» **EXERCISE GOAL**:
Give the number of lines below that hold the string "screenshot", and nothing more.

» **INPUT MATERIAL**:
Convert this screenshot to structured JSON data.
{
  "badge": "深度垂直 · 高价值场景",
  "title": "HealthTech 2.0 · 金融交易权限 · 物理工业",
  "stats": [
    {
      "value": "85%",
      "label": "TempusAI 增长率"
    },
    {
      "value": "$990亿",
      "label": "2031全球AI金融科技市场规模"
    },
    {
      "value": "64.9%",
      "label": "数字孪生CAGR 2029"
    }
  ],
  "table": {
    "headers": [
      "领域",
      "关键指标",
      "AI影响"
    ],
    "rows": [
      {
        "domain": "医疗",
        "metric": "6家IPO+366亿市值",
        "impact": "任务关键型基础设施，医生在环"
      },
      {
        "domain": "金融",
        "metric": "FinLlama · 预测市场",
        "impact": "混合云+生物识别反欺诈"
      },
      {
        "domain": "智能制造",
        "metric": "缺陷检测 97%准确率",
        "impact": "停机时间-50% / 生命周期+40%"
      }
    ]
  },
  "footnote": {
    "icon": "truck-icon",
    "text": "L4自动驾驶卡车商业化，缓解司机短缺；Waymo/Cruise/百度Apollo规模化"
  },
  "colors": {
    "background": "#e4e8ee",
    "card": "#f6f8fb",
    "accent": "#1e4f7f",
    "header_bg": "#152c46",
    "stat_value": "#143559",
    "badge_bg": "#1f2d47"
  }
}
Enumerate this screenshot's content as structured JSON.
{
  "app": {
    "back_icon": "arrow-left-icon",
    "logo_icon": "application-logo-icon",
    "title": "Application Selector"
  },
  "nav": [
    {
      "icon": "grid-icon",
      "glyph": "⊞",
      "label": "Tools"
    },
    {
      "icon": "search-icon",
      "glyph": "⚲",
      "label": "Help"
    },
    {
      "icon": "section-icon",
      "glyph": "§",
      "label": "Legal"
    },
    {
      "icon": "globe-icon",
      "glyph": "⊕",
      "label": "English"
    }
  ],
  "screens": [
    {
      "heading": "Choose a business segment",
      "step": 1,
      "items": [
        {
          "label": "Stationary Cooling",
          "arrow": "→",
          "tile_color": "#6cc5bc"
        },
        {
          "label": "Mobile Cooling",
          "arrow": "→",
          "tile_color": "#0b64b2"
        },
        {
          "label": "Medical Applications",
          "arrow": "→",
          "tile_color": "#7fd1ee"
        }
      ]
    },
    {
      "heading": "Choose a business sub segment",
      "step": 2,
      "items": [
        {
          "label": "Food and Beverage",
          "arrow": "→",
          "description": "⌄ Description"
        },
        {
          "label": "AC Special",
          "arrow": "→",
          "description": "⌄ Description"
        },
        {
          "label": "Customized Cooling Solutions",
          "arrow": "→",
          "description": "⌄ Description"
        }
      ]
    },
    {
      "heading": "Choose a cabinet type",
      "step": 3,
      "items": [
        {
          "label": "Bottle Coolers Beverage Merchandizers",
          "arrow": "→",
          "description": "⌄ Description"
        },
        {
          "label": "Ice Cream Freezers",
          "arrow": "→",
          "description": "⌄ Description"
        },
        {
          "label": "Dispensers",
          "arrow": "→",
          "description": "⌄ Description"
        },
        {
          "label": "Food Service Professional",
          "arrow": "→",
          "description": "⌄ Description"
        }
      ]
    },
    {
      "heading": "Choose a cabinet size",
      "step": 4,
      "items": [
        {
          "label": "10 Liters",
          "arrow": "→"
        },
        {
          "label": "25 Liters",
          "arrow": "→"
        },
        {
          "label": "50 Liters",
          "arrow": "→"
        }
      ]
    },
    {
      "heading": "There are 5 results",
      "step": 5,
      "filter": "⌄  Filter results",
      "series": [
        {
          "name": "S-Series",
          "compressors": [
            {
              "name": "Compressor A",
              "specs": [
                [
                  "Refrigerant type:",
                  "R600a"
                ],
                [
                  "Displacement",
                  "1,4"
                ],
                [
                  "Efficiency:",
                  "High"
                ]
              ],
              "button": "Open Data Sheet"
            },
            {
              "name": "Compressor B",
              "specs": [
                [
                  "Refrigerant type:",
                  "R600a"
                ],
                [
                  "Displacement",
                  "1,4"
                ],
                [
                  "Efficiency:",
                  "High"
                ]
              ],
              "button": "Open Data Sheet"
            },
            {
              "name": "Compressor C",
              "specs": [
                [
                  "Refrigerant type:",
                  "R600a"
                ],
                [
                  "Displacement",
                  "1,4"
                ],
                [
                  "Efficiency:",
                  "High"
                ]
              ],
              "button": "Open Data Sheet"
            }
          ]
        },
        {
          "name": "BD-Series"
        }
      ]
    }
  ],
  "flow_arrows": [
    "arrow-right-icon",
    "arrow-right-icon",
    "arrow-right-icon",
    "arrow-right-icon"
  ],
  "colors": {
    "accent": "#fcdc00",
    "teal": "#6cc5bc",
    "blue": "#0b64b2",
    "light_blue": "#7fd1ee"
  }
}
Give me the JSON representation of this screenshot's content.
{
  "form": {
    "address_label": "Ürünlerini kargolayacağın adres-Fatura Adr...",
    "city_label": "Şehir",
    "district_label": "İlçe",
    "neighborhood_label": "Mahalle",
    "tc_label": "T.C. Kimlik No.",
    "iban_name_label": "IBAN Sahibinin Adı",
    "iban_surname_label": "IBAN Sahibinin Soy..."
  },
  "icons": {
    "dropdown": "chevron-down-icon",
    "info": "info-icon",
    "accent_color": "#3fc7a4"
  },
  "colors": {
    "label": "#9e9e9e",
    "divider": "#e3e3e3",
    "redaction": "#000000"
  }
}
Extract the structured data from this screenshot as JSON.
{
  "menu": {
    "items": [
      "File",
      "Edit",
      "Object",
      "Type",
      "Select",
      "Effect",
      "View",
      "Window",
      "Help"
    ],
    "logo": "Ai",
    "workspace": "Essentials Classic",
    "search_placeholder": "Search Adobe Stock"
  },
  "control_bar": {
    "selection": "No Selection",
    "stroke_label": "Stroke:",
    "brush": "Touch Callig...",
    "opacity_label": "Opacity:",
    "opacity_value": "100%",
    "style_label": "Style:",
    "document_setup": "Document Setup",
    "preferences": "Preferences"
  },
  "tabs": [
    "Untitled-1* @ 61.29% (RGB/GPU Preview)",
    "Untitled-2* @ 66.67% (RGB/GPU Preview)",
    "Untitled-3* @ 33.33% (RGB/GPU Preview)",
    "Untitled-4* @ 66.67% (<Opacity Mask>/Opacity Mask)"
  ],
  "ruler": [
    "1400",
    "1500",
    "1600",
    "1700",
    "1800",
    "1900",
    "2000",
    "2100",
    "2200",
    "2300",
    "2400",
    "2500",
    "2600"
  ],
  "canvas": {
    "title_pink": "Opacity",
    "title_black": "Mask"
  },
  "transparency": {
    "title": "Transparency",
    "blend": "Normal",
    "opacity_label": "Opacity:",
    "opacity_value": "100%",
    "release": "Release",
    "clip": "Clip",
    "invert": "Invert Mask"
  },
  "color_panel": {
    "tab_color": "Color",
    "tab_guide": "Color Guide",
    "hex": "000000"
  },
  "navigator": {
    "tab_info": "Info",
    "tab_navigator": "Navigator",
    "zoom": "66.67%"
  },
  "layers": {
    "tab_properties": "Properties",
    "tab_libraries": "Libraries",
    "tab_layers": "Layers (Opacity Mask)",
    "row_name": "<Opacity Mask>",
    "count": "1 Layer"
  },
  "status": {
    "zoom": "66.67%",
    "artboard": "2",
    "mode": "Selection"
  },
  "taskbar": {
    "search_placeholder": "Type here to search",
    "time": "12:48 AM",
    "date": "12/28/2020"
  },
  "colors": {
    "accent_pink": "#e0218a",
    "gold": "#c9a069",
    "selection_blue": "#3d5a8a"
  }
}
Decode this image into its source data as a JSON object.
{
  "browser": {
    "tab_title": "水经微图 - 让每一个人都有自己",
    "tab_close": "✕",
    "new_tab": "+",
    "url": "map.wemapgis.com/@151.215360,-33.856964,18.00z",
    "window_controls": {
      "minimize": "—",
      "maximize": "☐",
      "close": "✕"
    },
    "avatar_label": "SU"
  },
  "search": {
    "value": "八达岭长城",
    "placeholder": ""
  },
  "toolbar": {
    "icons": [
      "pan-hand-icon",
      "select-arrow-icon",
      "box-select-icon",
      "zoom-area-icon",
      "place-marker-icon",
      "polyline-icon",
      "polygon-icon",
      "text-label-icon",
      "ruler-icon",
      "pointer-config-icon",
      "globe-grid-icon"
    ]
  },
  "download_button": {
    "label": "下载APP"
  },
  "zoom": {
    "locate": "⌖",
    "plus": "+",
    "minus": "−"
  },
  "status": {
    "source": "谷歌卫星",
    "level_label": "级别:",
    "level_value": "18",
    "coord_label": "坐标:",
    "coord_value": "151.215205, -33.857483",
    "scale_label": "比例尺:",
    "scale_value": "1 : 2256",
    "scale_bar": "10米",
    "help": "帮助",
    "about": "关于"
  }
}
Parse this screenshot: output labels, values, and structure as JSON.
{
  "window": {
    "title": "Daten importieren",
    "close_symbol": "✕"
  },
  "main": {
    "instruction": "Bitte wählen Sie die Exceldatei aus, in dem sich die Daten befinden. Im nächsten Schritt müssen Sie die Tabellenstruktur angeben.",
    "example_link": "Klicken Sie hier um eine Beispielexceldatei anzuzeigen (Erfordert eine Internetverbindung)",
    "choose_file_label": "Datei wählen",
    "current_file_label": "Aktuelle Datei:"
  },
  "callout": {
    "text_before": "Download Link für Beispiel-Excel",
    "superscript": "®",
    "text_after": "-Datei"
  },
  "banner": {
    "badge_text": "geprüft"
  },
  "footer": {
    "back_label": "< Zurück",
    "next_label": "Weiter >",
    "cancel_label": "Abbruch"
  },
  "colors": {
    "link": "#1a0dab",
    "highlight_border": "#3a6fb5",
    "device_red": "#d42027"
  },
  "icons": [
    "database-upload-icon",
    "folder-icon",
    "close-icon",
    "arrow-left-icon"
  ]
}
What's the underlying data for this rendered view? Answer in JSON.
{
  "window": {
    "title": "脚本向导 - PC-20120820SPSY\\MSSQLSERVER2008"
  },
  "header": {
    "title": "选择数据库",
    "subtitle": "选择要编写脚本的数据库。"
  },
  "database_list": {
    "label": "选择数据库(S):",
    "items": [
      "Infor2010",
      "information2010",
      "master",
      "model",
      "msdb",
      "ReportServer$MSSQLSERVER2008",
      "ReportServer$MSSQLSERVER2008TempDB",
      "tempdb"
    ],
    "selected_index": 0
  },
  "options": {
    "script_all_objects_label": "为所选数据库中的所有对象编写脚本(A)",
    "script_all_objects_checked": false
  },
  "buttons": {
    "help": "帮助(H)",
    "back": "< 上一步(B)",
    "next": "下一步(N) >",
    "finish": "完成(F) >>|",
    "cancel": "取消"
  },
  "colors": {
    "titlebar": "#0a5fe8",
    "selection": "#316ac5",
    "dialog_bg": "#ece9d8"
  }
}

» **SOLUTION TO THE PROBLEM**:
5